Article Reference:

January 24, 2020

 "BICEP3: Measuring the Polarization of the Cosmic Microwave Background and
probing the CMB Cold Spot"
Jae Hwan Kang (12:00-1:00)

Graduate Student
Stanford University

 Abstract: BICEP3 is a small aperture refracting telescope at the South Pole to measure the polarization of the cosmic microwave background (CMB). The main goal is to measure the primordial B-mode polarization at the degree angular scales, which holds a key to probe inflation theory. During the austral summer of 2018-19, we tested the feasibility of using BICEP3 to observe the CMB at low elevation. A particularly interesting feature in the extended field is the anomalous CMB Cold Spot. This talk will discuss the possibility of testing polarization anomaly deviating from the standard Gaussian fluctuation around the Cold Spot and present the progress of BICEP3 observation.

January 31, 2020

NOTE: No Journal Club Today

February 7, 2020

 "Potential Vorticity Mixing in a Tangled Magnetic Field"
Chang-Chun "Samantha" Chen (12:00-12:30)

Physics Graduate Student

 Abstract: The theory of potential vorticity (PV) mixing in a disordered (tangled) magnetic field is presented. The analysis is in the context of β-plane MHD, with a special focus on the physics of momentum transport in the stably stratified, quasi-2D solar tachocline. A physical picture of mean PV evolution by vorticity advection and tilting of magnetic fields is proposed. In the case of weak field perturbations, quasilinear theory predicts that the Reynolds and magnetic stresses balance as turbulence Alfvénizes for the larger mean magnetic field. The jet formation is explored quantitatively in the mean field-resistivity parameter space. However, since even modest mean magnetic field leads to large magnetic perturbations for large magnetic Reynolds number, the physically relevant case is that of a strong but disordered field. We show that numerical calculations indicate that the Reynolds stress is modified well before Alfvénization — i.e. the balance of fluid and magnetic energies. To understand these trends, a double average model of PV mixing in a stochastic magnetic field is developed. Calculations indicate that mean square fields strongly modify Reynolds stress phase coherence and also induce a magnetic drag on zonal flows. The physics of transport reduction by tangled fields is elucidated and linked to the related quench of turbulent resistivity. A physical picture of the system as a resisto-elastic medium threaded by a tangled magnetic network is proposed. Applications of the theory to momentum transport in the tachocline and other systems are discussed in detail.

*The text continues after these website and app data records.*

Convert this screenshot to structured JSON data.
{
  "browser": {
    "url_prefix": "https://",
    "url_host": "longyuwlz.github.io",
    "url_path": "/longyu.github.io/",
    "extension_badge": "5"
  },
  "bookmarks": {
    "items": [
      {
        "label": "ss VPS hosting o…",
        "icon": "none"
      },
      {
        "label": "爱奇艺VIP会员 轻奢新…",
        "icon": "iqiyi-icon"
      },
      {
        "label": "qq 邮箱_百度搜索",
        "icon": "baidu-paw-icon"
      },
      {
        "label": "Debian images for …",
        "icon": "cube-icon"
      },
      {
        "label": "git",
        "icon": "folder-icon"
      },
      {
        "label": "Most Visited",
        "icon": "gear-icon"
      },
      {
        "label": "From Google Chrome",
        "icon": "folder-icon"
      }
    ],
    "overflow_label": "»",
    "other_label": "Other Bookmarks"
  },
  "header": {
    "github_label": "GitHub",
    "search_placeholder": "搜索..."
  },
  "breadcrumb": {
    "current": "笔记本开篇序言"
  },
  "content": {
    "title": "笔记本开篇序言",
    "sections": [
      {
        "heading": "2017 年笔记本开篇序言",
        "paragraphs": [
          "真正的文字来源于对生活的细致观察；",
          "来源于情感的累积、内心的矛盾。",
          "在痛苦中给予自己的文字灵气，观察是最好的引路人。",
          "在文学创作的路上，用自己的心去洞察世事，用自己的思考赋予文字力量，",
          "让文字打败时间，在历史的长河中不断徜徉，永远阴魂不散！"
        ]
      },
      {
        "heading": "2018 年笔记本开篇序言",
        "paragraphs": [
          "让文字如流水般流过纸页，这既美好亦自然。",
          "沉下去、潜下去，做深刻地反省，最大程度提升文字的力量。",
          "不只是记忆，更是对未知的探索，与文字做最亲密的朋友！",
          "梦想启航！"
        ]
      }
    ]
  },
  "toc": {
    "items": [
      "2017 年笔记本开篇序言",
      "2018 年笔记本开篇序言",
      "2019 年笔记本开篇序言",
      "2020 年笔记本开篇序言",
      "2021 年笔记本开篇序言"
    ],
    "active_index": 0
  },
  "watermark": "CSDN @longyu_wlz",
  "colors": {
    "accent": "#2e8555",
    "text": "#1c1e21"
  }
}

February 14, 2020

 "Axion dark matter detection with CMB polarization"
Jake Spisak (12:00-12:30)

Physics Graduate Student

February 21, 2020

 "How Not to Read Graphs: Common Errors of Physics Students"
Nathan Butcher (12:00-1:00)

Physics Graduate Student

February 28, 2020

 "Turbulence model reduction by deep learning"
Robin Heinonen (12:00-12:30)

Physics Graduate Student

March 6, 2020

 "Extent of volatile loss and impact composition on the Moon"
Eleanor (Carrie) McIntosh (12:00-1:00)

Graduate Student
UCSD Scripps

March 13, 2020

 "Enhancement of shock-capturing methods via machine learning"
Azton Wells (12:00-12:30)

Physics Graduate Student


April 3, 2020

NOTE: No seminar today due to COVID-19 outbreak

April 10, 2020

NOTE: No seminar today due to COVID-19 outbreak

April 17, 2020

NOTE: No seminar today due to COVID-19 outbreak

April 24, 2020

NOTE: No seminar today due to COVID-19 outbreak

May 1, 2020

NOTE: No seminar today due to COVID-19 outbreak

May 8, 2020

NOTE: No seminar today due to COVID-19 outbreak

May 15, 2020

NOTE: No seminar today due to COVID-19 outbreak

May 22, 2020

NOTE: No seminar today due to COVID-19 outbreak

May 29, 2020

NOTE: No seminar today due to COVID-19 outbreak

June 5, 2020

NOTE: No seminar today due to COVID-19 outbreak